Records from a data collection:
────

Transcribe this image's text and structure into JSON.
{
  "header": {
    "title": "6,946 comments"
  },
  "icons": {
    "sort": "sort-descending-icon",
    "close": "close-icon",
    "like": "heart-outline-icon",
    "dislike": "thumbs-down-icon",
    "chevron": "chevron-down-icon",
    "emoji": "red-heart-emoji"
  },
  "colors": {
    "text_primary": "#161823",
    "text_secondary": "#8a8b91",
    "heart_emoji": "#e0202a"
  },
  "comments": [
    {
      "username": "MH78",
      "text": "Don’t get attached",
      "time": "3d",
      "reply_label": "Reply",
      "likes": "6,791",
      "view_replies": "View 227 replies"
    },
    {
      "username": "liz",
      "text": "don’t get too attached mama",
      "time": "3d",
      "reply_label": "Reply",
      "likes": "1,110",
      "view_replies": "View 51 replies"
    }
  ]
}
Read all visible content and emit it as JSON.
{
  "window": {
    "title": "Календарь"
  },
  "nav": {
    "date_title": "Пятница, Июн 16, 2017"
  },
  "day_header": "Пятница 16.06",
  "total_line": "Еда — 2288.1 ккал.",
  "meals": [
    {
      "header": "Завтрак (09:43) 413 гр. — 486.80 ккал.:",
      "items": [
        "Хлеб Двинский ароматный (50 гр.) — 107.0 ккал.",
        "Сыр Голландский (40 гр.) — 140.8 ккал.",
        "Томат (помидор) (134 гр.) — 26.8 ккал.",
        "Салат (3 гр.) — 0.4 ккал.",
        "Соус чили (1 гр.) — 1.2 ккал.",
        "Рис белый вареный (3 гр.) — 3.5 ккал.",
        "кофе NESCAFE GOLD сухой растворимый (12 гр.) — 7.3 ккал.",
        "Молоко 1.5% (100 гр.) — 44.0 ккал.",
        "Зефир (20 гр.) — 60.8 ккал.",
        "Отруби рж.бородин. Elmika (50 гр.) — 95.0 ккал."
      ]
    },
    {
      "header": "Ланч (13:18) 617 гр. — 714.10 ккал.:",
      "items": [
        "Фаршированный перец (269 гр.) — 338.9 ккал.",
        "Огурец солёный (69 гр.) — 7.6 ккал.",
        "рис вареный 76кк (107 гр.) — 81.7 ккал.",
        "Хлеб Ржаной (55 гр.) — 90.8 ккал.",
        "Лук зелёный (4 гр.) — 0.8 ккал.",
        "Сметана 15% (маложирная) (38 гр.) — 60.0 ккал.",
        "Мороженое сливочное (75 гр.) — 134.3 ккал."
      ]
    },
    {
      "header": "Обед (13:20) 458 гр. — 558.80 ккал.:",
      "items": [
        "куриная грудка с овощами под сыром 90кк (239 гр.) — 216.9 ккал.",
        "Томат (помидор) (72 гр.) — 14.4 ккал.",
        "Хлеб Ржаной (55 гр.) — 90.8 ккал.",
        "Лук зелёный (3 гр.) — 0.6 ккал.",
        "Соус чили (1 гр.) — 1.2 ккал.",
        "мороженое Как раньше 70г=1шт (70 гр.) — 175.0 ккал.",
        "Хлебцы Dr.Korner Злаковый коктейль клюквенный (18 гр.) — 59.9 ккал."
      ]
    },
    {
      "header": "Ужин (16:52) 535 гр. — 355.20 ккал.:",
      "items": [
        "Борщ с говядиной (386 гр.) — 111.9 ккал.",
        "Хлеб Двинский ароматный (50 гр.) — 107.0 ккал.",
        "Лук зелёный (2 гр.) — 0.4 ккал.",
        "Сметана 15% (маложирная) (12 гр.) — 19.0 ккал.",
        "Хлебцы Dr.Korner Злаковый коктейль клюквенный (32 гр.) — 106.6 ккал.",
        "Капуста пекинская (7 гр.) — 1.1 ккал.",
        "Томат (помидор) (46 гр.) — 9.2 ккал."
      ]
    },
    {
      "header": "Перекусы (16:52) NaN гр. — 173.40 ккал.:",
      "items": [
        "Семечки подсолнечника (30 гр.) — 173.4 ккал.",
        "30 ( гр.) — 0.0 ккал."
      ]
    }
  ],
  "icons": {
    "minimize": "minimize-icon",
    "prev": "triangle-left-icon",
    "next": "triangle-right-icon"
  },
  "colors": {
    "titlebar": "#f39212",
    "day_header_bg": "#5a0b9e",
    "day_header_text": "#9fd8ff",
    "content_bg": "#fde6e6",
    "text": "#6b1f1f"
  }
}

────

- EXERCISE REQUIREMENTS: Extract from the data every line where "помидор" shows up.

- WORKED SOLUTION:
        "Томат (помидор) (134 гр.) — 26.8 ккал.",
        "Томат (помидор) (72 гр.) — 14.4 ккал.",
        "Томат (помидор) (46 гр.) — 9.2 ккал."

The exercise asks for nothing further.